The MAC address is stored in a protected portion of the NVRAM on the wireless card. This section also contains the boostrap loader and sometimes a TFTP server for making post production changes, especially if the card is earmarked for use in a wireless router. Some PCMCIA cards also include a JTAG port for companies that like to ship their prototypes.
I'll ignore the steps in the boot process as they don't have much to do with the original question.
When Windoze loads the wireless card driver, it reads the MAC address from the card and stores it temporarily in the registry. This value can be changed by various utilities and registry tweakers thus making MAC spoofing possible. In some drivers, it can even be changed in the Windoze device properties.
The current question revolves around whether Windoze re-reads the MAC address from the PCMCIA card when hot swapping, or if it continues to use the MAC address in the registry. From what little tinkering I've done, it seems to follow the device driver logic. If the driver is smart enough to know that a different card has been inserted, then the MAC address will be read from the new card. If it's lazy and doesn't check for a card swap, then it uses the old MAC address from the registry.
In other words, it's not the hardware (i.e. older Thinkpad) but rather the card driver. As I vaguely recall, the early Orinocco drivers were not NDIS drivers and did some rather interesting things (such as promiscuous mode support). Later Proxim drivers are NDIS 5.1 based, which eliminates these interesting things, and fixed the card swap "problem".
That's not the way I read the question. I thought he was asking if it worked on the older IBM laptops. My comments were basically that the laptop doesn't really matter. It's the driver that either supports hot swap (with or without retaining the MAC address).
No, it's perfectly valid to call it a PCMCIA card. PC card's just for the marketing droids that can't spell PCMCIA.
Yes, cards do have a default MAC address programmed into them from the factory. Unless you have a specific need to change it you're better off leaving it alone. But there are a number of perfectly legitimate situations where you'd need to change the MAC address. Most folks are fortunate to not have to change it.

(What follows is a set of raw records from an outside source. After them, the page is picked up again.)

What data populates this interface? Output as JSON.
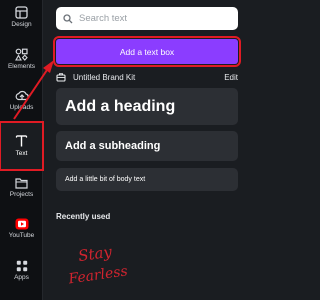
{
  "rail": {
    "items": [
      {
        "label": "Design",
        "icon": "design-icon"
      },
      {
        "label": "Elements",
        "icon": "elements-icon"
      },
      {
        "label": "Uploads",
        "icon": "upload-icon"
      },
      {
        "label": "Text",
        "icon": "text-icon",
        "active": true
      },
      {
        "label": "Projects",
        "icon": "folder-icon"
      },
      {
        "label": "YouTube",
        "icon": "youtube-icon"
      },
      {
        "label": "Apps",
        "icon": "apps-icon"
      }
    ]
  },
  "search": {
    "placeholder": "Search text",
    "value": ""
  },
  "add_text_box": {
    "label": "Add a text box"
  },
  "brand_kit": {
    "name": "Untitled Brand Kit",
    "edit_label": "Edit"
  },
  "text_styles": {
    "heading": "Add a heading",
    "subheading": "Add a subheading",
    "body": "Add a little bit of body text"
  },
  "recently_used": {
    "title": "Recently used",
    "items": [
      {
        "line1": "Stay",
        "line2": "Fearless"
      }
    ]
  },
  "colors": {
    "accent": "#8b3dff",
    "highlight": "#e01b24",
    "panel_bg": "#1a1d21",
    "rail_bg": "#0e1013",
    "card_bg": "#2c2f34"
  }
}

This is entirely incorrect. Nearly all cards support changing their hardware MAC address. Pull up the driver's control panel and it's usually a value you can set manually. Now, whether or not this is "in windows" is merely arguing semantics.
True, some old-school cards do have a separate utility that'll let you permanently alter the on-card MAC address. But why bother since the OS lets you do it quite easily. Again, some folks might need it permanently changed, but most won't.
Err, no. MAC addresses are only local to the networks nearby. Anything upstream to the ISP is going to use TCP/IP to route the packets.
Often not, as the manufacturer will disable the ability to change the MAC address in EEPROM. There uses do be some protection circuitry that you could get around with the proper key, but I doubt that the 88¢ PCI Ethernet cards are including these extra components.
Fortunately, boot from LAN seems to becoming more rare. Even on diskless thin clients, they are now booting a reduced size OS from internal flash, rather than booting over the network. When I was designing network cards, it was always a pain in the butt having to put that big DIP socket on the network card for boot from LAN.
I'll chip in for those etiquette and network classes, but alas, I don't think there's much chance of him attending!